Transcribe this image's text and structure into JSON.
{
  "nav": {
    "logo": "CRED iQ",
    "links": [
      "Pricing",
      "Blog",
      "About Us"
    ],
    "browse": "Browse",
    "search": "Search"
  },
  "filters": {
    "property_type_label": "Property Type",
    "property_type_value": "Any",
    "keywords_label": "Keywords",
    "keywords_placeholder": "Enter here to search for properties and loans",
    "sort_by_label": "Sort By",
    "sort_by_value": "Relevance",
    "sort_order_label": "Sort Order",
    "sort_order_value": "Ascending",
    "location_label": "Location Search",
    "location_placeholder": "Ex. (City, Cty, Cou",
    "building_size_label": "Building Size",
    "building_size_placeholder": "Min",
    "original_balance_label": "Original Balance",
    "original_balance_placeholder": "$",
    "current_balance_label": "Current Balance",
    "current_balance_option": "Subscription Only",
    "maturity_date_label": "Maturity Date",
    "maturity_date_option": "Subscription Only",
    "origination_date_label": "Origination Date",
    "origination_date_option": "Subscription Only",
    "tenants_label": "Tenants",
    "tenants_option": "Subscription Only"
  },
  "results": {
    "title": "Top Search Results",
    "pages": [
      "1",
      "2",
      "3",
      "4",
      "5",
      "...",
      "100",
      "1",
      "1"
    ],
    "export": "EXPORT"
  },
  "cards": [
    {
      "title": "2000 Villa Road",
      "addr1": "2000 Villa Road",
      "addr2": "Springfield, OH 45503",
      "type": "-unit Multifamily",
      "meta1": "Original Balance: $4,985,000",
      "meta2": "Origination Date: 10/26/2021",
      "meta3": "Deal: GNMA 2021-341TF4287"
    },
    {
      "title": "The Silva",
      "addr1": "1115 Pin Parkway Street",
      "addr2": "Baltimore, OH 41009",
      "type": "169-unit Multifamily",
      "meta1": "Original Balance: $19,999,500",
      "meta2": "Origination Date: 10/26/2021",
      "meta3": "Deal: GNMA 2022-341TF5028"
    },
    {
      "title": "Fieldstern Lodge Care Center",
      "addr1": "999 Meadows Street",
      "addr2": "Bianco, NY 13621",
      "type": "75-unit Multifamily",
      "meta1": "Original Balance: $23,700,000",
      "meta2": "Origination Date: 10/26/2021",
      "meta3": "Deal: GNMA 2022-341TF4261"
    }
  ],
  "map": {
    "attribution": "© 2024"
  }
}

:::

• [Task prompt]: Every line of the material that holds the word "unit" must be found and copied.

• [Result of this task]:
      "type": "-unit Multifamily",
      "type": "169-unit Multifamily",
      "type": "75-unit Multifamily",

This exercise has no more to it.